Sadri Hassani, in his Commentary, laments the fact that many of America’s top-tier medical schools “house centers of integrative health.” He singles out Explore, a peer-reviewed journal I serve as executive editor, for special criticism because we published “Manifesto for a post-materialist science,” which, he says, “elevates parapsychology and near-death experience to the rank of quantum theory.”

That article had nothing to do with equating those areas to the scientific status of quantum theory. However, Hassani appears unfamiliar with developments in which quantum physical concepts such as nonlocality and entanglement have been shown to occur in biological systems. That, we believe, indicates some as-yet-undefined degree of overlap between biomedical science and quantum physics. As physicist Vlatko Vedral states in his 2011 article “Living in a quantum world”:

Quantum mechanics is not just about teeny particles. It applies to things of all sizes: birds, plants, maybe even people….
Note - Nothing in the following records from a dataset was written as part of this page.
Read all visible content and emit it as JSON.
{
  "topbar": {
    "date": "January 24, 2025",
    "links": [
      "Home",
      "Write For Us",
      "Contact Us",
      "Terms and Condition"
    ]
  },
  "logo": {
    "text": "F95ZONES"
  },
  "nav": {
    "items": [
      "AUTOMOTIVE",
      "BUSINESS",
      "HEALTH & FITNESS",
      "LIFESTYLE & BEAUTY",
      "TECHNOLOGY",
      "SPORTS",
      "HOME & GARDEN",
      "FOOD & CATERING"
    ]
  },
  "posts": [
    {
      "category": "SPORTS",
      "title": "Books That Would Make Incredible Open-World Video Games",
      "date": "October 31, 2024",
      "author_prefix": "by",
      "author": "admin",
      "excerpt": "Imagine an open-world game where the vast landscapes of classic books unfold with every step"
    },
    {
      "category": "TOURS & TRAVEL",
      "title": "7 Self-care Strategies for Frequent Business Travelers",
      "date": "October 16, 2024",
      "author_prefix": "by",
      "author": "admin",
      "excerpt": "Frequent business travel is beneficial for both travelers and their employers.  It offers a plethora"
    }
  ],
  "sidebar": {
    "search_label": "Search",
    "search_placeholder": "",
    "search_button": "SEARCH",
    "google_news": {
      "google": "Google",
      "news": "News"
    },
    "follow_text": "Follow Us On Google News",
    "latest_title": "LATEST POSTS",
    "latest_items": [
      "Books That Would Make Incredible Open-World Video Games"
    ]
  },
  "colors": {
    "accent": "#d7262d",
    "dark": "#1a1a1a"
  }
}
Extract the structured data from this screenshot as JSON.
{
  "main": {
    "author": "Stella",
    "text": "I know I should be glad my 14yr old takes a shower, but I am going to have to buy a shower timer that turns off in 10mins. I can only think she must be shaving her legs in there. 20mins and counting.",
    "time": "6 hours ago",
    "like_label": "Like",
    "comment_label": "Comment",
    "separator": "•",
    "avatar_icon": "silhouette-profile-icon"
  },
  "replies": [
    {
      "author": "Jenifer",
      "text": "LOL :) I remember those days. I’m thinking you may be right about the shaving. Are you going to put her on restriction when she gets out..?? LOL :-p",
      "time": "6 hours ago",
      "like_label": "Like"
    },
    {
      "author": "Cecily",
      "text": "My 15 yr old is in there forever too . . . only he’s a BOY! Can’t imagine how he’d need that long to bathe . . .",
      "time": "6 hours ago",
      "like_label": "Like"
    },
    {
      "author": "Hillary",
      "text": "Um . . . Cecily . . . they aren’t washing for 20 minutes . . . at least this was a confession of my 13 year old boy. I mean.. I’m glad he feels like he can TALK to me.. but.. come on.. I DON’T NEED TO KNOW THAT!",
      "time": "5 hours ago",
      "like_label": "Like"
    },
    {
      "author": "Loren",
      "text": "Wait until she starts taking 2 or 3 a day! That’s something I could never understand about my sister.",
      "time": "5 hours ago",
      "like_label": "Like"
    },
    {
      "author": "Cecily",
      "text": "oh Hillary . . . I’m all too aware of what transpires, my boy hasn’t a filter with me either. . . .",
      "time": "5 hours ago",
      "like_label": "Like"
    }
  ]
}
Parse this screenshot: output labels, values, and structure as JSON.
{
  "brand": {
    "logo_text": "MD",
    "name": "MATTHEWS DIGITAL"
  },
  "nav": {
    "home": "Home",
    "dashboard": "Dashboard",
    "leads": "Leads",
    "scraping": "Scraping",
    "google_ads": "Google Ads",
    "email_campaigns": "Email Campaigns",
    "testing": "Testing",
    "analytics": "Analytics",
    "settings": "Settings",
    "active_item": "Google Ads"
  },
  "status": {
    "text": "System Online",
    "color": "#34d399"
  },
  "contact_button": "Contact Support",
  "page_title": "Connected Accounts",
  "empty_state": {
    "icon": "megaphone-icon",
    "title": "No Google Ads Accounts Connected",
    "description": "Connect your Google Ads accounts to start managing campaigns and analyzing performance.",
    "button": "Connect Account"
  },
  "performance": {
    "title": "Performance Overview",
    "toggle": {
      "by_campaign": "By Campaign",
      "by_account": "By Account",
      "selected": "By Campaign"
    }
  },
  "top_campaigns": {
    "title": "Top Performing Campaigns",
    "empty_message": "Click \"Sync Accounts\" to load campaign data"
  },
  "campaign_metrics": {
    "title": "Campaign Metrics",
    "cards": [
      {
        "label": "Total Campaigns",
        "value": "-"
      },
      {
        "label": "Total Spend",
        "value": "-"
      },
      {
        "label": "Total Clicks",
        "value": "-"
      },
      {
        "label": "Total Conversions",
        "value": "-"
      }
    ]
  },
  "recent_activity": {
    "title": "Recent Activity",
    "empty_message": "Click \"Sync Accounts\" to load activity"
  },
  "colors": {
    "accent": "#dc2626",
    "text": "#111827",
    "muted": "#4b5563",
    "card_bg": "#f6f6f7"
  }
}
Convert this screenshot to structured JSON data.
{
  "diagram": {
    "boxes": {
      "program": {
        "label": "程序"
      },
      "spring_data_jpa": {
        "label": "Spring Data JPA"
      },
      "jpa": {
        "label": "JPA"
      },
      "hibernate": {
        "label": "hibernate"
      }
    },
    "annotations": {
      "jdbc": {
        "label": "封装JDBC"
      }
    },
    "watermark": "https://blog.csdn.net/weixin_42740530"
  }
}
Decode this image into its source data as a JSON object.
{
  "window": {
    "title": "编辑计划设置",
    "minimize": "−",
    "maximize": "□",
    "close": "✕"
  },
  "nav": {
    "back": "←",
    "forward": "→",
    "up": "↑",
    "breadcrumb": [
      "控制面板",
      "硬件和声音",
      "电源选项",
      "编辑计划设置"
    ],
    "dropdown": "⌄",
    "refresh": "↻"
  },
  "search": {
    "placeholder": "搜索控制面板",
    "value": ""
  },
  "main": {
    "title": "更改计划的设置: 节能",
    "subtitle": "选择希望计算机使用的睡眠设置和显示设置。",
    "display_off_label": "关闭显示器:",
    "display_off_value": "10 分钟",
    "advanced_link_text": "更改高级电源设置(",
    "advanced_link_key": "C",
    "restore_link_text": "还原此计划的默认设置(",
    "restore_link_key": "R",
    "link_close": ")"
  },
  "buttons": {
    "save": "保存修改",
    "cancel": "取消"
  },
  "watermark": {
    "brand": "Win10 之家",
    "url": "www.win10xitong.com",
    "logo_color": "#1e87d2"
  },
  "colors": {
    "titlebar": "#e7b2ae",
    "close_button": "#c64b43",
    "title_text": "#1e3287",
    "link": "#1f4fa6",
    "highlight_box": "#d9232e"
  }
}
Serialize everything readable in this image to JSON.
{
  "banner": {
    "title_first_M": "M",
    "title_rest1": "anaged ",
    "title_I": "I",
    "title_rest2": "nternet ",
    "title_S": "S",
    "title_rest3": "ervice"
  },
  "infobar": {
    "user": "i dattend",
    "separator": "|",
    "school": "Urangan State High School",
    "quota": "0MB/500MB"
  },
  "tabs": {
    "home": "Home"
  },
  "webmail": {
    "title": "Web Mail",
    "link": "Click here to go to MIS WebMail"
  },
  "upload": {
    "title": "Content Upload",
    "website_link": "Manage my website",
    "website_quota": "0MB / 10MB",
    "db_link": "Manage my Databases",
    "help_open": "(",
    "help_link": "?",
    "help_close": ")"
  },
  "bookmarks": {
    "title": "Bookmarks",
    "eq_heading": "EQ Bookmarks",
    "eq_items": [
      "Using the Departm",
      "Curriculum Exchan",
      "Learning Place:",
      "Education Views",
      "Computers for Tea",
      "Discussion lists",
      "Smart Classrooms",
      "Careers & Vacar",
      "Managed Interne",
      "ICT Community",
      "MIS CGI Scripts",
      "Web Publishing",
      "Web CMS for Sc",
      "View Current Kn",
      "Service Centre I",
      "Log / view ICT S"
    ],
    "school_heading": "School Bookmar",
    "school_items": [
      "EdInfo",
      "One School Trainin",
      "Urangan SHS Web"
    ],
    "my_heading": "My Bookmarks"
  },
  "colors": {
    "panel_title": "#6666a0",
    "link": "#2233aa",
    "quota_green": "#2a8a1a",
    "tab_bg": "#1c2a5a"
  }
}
… Until the past decade, experimentalists had not confirmed that quantum behavior persists on a macroscopic scale. Today, however, they routinely do.1 

Until the origin, manifestations, and nature of consciousness—science’s greatest mystery—are resolved, we shall continue to examine those topics at Explore with the same openness advocated by some of the greatest patriarchs of modern physics, including Max Planck, the founder of quantum mechanics, who said,

I regard consciousness as fundamental. I regard matter as derivative from consciousness. We cannot get behind consciousness. Everything that we talk about, everything that we regard as existing, postulates consciousness.2 

And Nobel physicist Erwin Schrödinger said,

Although I think that life may be the result of an accident, I do not think that of consciousness. Consciousness cannot be accounted for in physical terms. For consciousness is absolutely fundamental. It cannot be accounted for in terms of anything else.3 

J. W. N.
25 January 1931
, p.
A Life of Erwin Schrödinger
, Canto edition,
Cambridge U. Press
), p.